• _Recorded information_:
* * * * * * * * *
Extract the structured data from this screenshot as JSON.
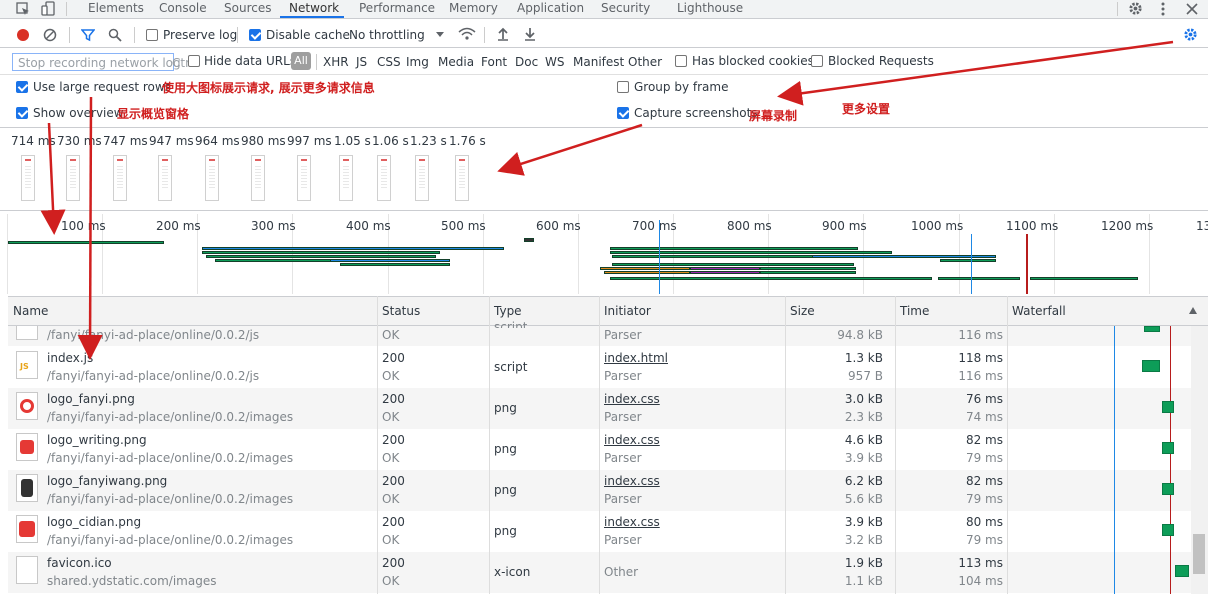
{
  "tabs": [
    "Elements",
    "Console",
    "Sources",
    "Network",
    "Performance",
    "Memory",
    "Application",
    "Security",
    "Lighthouse"
  ],
  "toolbar": {
    "preserve_log": "Preserve log",
    "disable_cache": "Disable cache",
    "throttling": "No throttling"
  },
  "filter": {
    "placeholder": "Stop recording network log",
    "shortcut": "Ctrl",
    "hide_data_urls": "Hide data URLs",
    "all": "All",
    "types": [
      "XHR",
      "JS",
      "CSS",
      "Img",
      "Media",
      "Font",
      "Doc",
      "WS",
      "Manifest",
      "Other"
    ],
    "has_blocked_cookies": "Has blocked cookies",
    "blocked_requests": "Blocked Requests"
  },
  "settings": {
    "large_rows": "Use large request rows",
    "large_rows_note": "使用大图标展示请求, 展示更多请求信息",
    "show_overview": "Show overview",
    "show_overview_note": "显示概览窗格",
    "group_by_frame": "Group by frame",
    "capture_screenshots": "Capture screenshots",
    "capture_note": "屏幕录制",
    "more_settings_note": "更多设置"
  },
  "screenshots": [
    "714 ms",
    "730 ms",
    "747 ms",
    "947 ms",
    "964 ms",
    "980 ms",
    "997 ms",
    "1.05 s",
    "1.06 s",
    "1.23 s",
    "1.76 s"
  ],
  "timeline_ticks": [
    "100 ms",
    "200 ms",
    "300 ms",
    "400 ms",
    "500 ms",
    "600 ms",
    "700 ms",
    "800 ms",
    "900 ms",
    "1000 ms",
    "1100 ms",
    "1200 ms",
    "13"
  ],
  "columns": [
    "Name",
    "Status",
    "Type",
    "Initiator",
    "Size",
    "Time",
    "Waterfall"
  ],
  "partial_row": {
    "path": "/fanyi/fanyi-ad-place/online/0.0.2/js",
    "status": "OK",
    "type": "script",
    "initiator": "Parser",
    "size": "94.8 kB",
    "time": "116 ms"
  },
  "rows": [
    {
      "name": "index.js",
      "path": "/fanyi/fanyi-ad-place/online/0.0.2/js",
      "status": "200",
      "status2": "OK",
      "type": "script",
      "initiator": "index.html",
      "initiator2": "Parser",
      "size": "1.3 kB",
      "size2": "957 B",
      "time": "118 ms",
      "time2": "116 ms"
    },
    {
      "name": "logo_fanyi.png",
      "path": "/fanyi/fanyi-ad-place/online/0.0.2/images",
      "status": "200",
      "status2": "OK",
      "type": "png",
      "initiator": "index.css",
      "initiator2": "Parser",
      "size": "3.0 kB",
      "size2": "2.3 kB",
      "time": "76 ms",
      "time2": "74 ms"
    },
    {
      "name": "logo_writing.png",
      "path": "/fanyi/fanyi-ad-place/online/0.0.2/images",
      "status": "200",
      "status2": "OK",
      "type": "png",
      "initiator": "index.css",
      "initiator2": "Parser",
      "size": "4.6 kB",
      "size2": "3.9 kB",
      "time": "82 ms",
      "time2": "79 ms"
    },
    {
      "name": "logo_fanyiwang.png",
      "path": "/fanyi/fanyi-ad-place/online/0.0.2/images",
      "status": "200",
      "status2": "OK",
      "type": "png",
      "initiator": "index.css",
      "initiator2": "Parser",
      "size": "6.2 kB",
      "size2": "5.6 kB",
      "time": "82 ms",
      "time2": "79 ms"
    },
    {
      "name": "logo_cidian.png",
      "path": "/fanyi/fanyi-ad-place/online/0.0.2/images",
      "status": "200",
      "status2": "OK",
      "type": "png",
      "initiator": "index.css",
      "initiator2": "Parser",
      "size": "3.9 kB",
      "size2": "3.2 kB",
      "time": "80 ms",
      "time2": "79 ms"
    },
    {
      "name": "favicon.ico",
      "path": "shared.ydstatic.com/images",
      "status": "200",
      "status2": "OK",
      "type": "x-icon",
      "initiator": "Other",
      "initiator2": "",
      "size": "1.9 kB",
      "size2": "1.1 kB",
      "time": "113 ms",
      "time2": "104 ms"
    }
  ],
  "colors": {
    "accent": "#1a73e8",
    "record": "#d93025",
    "annotation": "#d01f1f",
    "waterfall_green": "#0d9d58"
  }
}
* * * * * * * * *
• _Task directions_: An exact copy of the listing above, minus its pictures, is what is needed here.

• _Solution to this task_:
Extract the structured data from this screenshot as JSON.
{
  "tabs": [
    "Elements",
    "Console",
    "Sources",
    "Network",
    "Performance",
    "Memory",
    "Application",
    "Security",
    "Lighthouse"
  ],
  "toolbar": {
    "preserve_log": "Preserve log",
    "disable_cache": "Disable cache",
    "throttling": "No throttling"
  },
  "filter": {
    "placeholder": "Stop recording network log",
    "shortcut": "Ctrl",
    "hide_data_urls": "Hide data URLs",
    "all": "All",
    "types": [
      "XHR",
      "JS",
      "CSS",
      "Img",
      "Media",
      "Font",
      "Doc",
      "WS",
      "Manifest",
      "Other"
    ],
    "has_blocked_cookies": "Has blocked cookies",
    "blocked_requests": "Blocked Requests"
  },
  "settings": {
    "large_rows": "Use large request rows",
    "large_rows_note": "使用大图标展示请求, 展示更多请求信息",
    "show_overview": "Show overview",
    "show_overview_note": "显示概览窗格",
    "group_by_frame": "Group by frame",
    "capture_screenshots": "Capture screenshots",
    "capture_note": "屏幕录制",
    "more_settings_note": "更多设置"
  },
  "screenshots": [
    "714 ms",
    "730 ms",
    "747 ms",
    "947 ms",
    "964 ms",
    "980 ms",
    "997 ms",
    "1.05 s",
    "1.06 s",
    "1.23 s",
    "1.76 s"
  ],
  "timeline_ticks": [
    "100 ms",
    "200 ms",
    "300 ms",
    "400 ms",
    "500 ms",
    "600 ms",
    "700 ms",
    "800 ms",
    "900 ms",
    "1000 ms",
    "1100 ms",
    "1200 ms",
    "13"
  ],
  "columns": [
    "Name",
    "Status",
    "Type",
    "Initiator",
    "Size",
    "Time",
    "Waterfall"
  ],
  "partial_row": {
    "path": "/fanyi/fanyi-ad-place/online/0.0.2/js",
    "status": "OK",
    "type": "script",
    "initiator": "Parser",
    "size": "94.8 kB",
    "time": "116 ms"
  },
  "rows": [
    {
      "name": "index.js",
      "path": "/fanyi/fanyi-ad-place/online/0.0.2/js",
      "status": "200",
      "status2": "OK",
      "type": "script",
      "initiator": "index.html",
      "initiator2": "Parser",
      "size": "1.3 kB",
      "size2": "957 B",
      "time": "118 ms",
      "time2": "116 ms"
    },
    {
      "name": "logo_fanyi.png",
      "path": "/fanyi/fanyi-ad-place/online/0.0.2/images",
      "status": "200",
      "status2": "OK",
      "type": "png",
      "initiator": "index.css",
      "initiator2": "Parser",
      "size": "3.0 kB",
      "size2": "2.3 kB",
      "time": "76 ms",
      "time2": "74 ms"
    },
    {
      "name": "logo_writing.png",
      "path": "/fanyi/fanyi-ad-place/online/0.0.2/images",
      "status": "200",
      "status2": "OK",
      "type": "png",
      "initiator": "index.css",
      "initiator2": "Parser",
      "size": "4.6 kB",
      "size2": "3.9 kB",
      "time": "82 ms",
      "time2": "79 ms"
    },
    {
      "name": "logo_fanyiwang.png",
      "path": "/fanyi/fanyi-ad-place/online/0.0.2/images",
      "status": "200",
      "status2": "OK",
      "type": "png",
      "initiator": "index.css",
      "initiator2": "Parser",
      "size": "6.2 kB",
      "size2": "5.6 kB",
      "time": "82 ms",
      "time2": "79 ms"
    },
    {
      "name": "logo_cidian.png",
      "path": "/fanyi/fanyi-ad-place/online/0.0.2/images",
      "status": "200",
      "status2": "OK",
      "type": "png",
      "initiator": "index.css",
      "initiator2": "Parser",
      "size": "3.9 kB",
      "size2": "3.2 kB",
      "time": "80 ms",
      "time2": "79 ms"
    },
    {
      "name": "favicon.ico",
      "path": "shared.ydstatic.com/images",
      "status": "200",
      "status2": "OK",
      "type": "x-icon",
      "initiator": "Other",
      "initiator2": "",
      "size": "1.9 kB",
      "size2": "1.1 kB",
      "time": "113 ms",
      "time2": "104 ms"
    }
  ],
  "colors": {
    "accent": "#1a73e8",
    "record": "#d93025",
    "annotation": "#d01f1f",
    "waterfall_green": "#0d9d58"
  }
}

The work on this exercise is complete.